WHAT IS EXPECTED -> Look through the data below and, wherever a line carries the word "Research", please copy that line.

GIVEN DATA ->
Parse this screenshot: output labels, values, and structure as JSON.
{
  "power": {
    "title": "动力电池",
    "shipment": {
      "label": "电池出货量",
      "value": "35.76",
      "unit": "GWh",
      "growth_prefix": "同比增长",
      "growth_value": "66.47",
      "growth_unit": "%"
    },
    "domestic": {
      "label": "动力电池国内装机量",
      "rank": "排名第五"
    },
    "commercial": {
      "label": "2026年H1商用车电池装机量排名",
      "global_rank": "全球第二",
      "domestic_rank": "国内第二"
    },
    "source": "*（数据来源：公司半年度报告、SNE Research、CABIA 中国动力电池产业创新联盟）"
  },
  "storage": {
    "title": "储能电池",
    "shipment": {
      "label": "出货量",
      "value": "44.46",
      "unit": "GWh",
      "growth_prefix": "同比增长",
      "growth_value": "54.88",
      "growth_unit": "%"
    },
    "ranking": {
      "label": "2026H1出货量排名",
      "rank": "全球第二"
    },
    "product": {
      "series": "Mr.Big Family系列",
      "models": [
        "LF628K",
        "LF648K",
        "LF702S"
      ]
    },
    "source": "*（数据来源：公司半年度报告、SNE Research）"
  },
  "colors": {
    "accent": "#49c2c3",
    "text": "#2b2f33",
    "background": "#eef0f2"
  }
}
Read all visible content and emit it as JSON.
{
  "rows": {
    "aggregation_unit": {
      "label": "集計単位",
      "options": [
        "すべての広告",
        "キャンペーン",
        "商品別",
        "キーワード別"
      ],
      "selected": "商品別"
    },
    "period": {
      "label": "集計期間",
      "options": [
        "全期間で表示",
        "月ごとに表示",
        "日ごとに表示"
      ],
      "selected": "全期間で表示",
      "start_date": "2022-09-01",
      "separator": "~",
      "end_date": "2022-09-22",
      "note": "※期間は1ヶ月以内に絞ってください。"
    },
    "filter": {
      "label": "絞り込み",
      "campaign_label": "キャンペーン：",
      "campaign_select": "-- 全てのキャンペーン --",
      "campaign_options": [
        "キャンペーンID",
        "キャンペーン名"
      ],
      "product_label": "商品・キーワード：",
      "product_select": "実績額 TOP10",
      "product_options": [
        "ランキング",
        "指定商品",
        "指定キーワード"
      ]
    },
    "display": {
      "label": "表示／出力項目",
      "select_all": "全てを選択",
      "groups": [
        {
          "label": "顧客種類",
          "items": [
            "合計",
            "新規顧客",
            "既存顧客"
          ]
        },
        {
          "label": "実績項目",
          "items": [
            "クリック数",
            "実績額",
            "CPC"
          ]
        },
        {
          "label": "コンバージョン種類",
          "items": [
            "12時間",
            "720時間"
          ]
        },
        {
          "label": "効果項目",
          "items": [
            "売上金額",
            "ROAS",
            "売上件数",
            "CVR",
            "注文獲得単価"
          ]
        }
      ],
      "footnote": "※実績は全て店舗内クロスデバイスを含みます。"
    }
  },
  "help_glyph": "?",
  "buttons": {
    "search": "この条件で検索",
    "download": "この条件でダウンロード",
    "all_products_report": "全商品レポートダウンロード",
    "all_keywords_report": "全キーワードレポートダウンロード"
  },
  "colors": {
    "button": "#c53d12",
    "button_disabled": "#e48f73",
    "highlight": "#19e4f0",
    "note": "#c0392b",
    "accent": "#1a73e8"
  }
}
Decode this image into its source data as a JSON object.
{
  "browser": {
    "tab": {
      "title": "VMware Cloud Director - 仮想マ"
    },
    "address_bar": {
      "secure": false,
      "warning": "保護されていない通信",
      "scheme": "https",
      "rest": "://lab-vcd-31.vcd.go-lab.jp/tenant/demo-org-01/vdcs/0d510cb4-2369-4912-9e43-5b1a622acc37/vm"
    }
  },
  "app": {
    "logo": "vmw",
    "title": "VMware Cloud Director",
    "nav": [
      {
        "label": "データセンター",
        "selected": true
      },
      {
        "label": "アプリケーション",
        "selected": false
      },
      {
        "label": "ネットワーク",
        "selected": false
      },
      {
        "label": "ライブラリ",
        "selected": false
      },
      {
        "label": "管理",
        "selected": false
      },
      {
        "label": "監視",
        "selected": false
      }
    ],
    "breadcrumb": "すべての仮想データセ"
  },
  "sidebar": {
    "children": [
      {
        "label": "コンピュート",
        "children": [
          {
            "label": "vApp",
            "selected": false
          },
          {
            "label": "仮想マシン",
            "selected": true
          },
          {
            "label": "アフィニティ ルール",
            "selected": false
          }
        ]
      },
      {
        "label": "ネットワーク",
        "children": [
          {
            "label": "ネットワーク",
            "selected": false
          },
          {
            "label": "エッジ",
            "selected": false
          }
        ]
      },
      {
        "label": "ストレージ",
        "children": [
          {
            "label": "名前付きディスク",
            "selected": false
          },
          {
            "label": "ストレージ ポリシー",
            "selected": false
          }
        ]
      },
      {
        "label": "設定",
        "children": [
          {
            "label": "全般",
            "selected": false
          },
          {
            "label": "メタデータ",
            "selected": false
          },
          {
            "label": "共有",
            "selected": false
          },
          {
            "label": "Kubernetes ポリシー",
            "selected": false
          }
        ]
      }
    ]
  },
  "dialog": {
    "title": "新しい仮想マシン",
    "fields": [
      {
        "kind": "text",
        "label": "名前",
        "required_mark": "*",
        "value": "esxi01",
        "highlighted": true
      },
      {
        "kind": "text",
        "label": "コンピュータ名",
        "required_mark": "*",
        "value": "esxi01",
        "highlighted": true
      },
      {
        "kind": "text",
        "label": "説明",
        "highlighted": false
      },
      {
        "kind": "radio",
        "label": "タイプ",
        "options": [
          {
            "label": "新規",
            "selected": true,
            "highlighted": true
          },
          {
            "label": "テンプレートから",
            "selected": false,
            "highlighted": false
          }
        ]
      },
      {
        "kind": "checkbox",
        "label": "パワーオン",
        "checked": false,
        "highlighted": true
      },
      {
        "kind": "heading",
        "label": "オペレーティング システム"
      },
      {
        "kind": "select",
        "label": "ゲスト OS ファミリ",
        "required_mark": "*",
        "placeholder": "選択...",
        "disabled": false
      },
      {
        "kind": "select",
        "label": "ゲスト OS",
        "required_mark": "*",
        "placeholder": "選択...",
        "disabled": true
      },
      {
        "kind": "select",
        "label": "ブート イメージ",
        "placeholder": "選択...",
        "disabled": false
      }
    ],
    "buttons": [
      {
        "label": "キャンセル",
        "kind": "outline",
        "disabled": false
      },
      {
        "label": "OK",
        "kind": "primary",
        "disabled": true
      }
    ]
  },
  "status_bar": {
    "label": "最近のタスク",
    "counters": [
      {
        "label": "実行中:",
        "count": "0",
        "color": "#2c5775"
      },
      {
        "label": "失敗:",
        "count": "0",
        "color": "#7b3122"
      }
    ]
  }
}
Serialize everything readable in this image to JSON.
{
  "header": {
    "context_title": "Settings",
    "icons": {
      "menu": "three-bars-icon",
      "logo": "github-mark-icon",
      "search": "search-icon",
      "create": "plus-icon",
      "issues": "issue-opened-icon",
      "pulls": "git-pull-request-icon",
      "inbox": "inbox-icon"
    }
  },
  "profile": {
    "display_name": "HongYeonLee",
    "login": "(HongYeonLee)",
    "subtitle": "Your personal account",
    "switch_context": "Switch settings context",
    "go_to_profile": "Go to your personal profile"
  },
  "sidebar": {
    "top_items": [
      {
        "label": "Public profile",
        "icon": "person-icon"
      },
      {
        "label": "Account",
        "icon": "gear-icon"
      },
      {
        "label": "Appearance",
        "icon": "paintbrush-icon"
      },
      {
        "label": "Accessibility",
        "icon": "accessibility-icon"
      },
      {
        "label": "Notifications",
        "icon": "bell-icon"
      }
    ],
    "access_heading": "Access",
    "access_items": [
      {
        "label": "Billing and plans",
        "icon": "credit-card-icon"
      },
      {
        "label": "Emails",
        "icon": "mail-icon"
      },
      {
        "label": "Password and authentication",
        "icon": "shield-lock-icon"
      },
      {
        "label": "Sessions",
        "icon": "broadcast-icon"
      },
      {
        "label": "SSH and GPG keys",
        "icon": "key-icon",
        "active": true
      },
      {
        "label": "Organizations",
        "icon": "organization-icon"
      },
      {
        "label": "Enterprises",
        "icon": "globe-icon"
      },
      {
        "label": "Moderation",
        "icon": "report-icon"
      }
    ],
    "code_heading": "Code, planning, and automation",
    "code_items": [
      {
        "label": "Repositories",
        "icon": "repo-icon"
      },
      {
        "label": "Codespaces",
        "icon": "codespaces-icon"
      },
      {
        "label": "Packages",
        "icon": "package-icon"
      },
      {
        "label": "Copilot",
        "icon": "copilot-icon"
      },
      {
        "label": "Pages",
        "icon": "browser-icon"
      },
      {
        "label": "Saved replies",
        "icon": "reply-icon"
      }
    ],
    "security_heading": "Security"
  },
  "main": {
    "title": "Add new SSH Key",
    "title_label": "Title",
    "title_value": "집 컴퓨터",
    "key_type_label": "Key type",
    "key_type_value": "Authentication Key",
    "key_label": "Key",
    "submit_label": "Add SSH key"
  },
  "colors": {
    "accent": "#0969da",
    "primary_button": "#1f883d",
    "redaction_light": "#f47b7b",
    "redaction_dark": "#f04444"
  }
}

EXPECTED ANSWER ->
    "source": "*（数据来源：公司半年度报告、SNE Research、CABIA 中国动力电池产业创新联盟）"
    "source": "*（数据来源：公司半年度报告、SNE Research）"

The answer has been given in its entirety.